However, not only airports with annual passenger volumes of 1 million or more, but also small airports, are particularly at risk. According to estimates by Airports Council International, 77% of airports with annual passenger volumes of up to 1 million are losing money. In Ukraine, the situation is slightly better. According to experts, Ukrainian airports can at least manage to break even for the season even with passenger volumes of 150,000-250,000 if everything is organized competently.

The global problem could result in bankruptcies and loss of personnel if airports (in addition to airlines) are unable to earn money in neither the second nor the third quarter, which is the entire duration of the season.

“Many small airports have annual passenger volumes of under 100,000. They do not earn much, anyway, and the local authorities do have sufficient funds for subsidies. As a result, these airports have nothing with which to maintain their certification (infrastructure, equipment, and staff availability) and pay salaries... As soon as this situation is over, everyone will spend all their money – even the money under the pillow – and they will no longer be willing to work at airports for UAH 5,000-6,000 per month just for the prestige of aviation. Therefore, there is a huge risk of many airports losing their employees and not being able to resume operations if the situation drags on into the summer," Treskunov said.

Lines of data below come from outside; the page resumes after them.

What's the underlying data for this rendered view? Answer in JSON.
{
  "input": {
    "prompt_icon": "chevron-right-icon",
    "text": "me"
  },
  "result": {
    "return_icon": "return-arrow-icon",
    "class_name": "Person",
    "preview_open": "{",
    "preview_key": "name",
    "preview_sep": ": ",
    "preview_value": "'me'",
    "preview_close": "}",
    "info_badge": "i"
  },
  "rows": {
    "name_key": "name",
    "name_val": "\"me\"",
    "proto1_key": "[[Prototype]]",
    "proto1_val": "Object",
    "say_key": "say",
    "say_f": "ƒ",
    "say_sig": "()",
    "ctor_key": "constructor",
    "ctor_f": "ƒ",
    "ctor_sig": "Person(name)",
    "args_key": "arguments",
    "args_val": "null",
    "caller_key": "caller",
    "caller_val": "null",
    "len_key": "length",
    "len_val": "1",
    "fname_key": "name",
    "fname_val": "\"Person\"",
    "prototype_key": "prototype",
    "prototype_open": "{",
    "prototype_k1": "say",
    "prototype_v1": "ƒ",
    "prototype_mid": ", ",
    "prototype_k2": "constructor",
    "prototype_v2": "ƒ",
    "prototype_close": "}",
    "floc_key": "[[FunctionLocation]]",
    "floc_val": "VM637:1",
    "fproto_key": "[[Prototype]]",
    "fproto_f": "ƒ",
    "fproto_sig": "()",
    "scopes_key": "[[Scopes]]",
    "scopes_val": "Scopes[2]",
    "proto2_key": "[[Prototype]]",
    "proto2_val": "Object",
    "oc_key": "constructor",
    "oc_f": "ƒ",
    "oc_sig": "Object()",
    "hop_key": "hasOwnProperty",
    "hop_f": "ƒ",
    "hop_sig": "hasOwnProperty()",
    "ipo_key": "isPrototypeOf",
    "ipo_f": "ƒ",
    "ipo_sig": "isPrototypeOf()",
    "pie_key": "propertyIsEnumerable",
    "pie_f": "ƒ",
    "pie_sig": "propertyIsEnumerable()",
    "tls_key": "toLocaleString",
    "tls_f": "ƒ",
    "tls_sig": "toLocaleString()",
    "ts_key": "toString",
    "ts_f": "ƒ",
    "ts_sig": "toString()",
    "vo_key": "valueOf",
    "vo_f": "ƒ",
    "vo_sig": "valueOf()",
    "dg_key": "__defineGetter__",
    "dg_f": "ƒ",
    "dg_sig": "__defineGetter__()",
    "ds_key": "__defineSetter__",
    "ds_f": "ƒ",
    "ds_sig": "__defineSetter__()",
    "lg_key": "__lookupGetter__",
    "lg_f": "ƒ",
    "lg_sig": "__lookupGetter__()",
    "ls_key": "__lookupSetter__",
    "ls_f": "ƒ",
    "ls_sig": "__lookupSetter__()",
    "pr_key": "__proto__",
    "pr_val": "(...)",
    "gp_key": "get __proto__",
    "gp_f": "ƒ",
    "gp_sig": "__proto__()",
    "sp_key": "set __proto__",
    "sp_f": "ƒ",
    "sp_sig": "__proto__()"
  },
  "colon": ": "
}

Now, some figures from the Ukrainian State Air Traffic Services Enterprise (UkSATSE). The average daily number of flights serviced by the enterprise had reduced by 58% as of March 18, compared with last year’s figures, including a 66% reduction in the number of international flights and a 45% reduction in the number of transit flights through Ukraine’s airspace.

The transformation of Ukraine into a white spot on the aviation map of Europe is deepening, and this will ultimately affect UkSATSE’s revenue. Dolyntse suggests that the loss of revenue by the entire industry (carriers, airports, ground handling services, UkSATSE, etc.) will reach UAH 10 billion in the first quarter.

After coronavirus

It is also true that the COVID-19 pandemic will be a good "filter" for carriers by clearly demonstrating whose business model is the most stable. “Those who survive this crisis will have opportunities because the market will be cleaned up,” Dolyntse said.

According to analysts at CAPA – Centre for Aviation (who are predicting that most airlines in the world will be bankruptby the end of May 2020), the post-coronavirus chaos will alternatively offer a unique opportunity to reframe the foundations of the global airline industry.

"If the will is there, finding the right directions will require leadership and a recognition that there is no place for nationalist attitudes in this most international of all industries," the consulting company said in a report.

According to the consulting company, the global airline industry is fragmented and largely unviable, and the government response to the world health war against the coronavirus has been fragmented and it is being resolved along national lines, with limited consultation.

“As things stand, the likely tepid response to the airline crisis will equally be fragmented and nationally based. It will consist mostly of bailing out selected national airlines. If that is the default position, emerging from the crisis will be like entering a brutal battlefield, littered with casualties," the consulting company said in the report. The only way to prevent such situations in the future is to merge aviation businesses based on common and not national interests, the consultants said.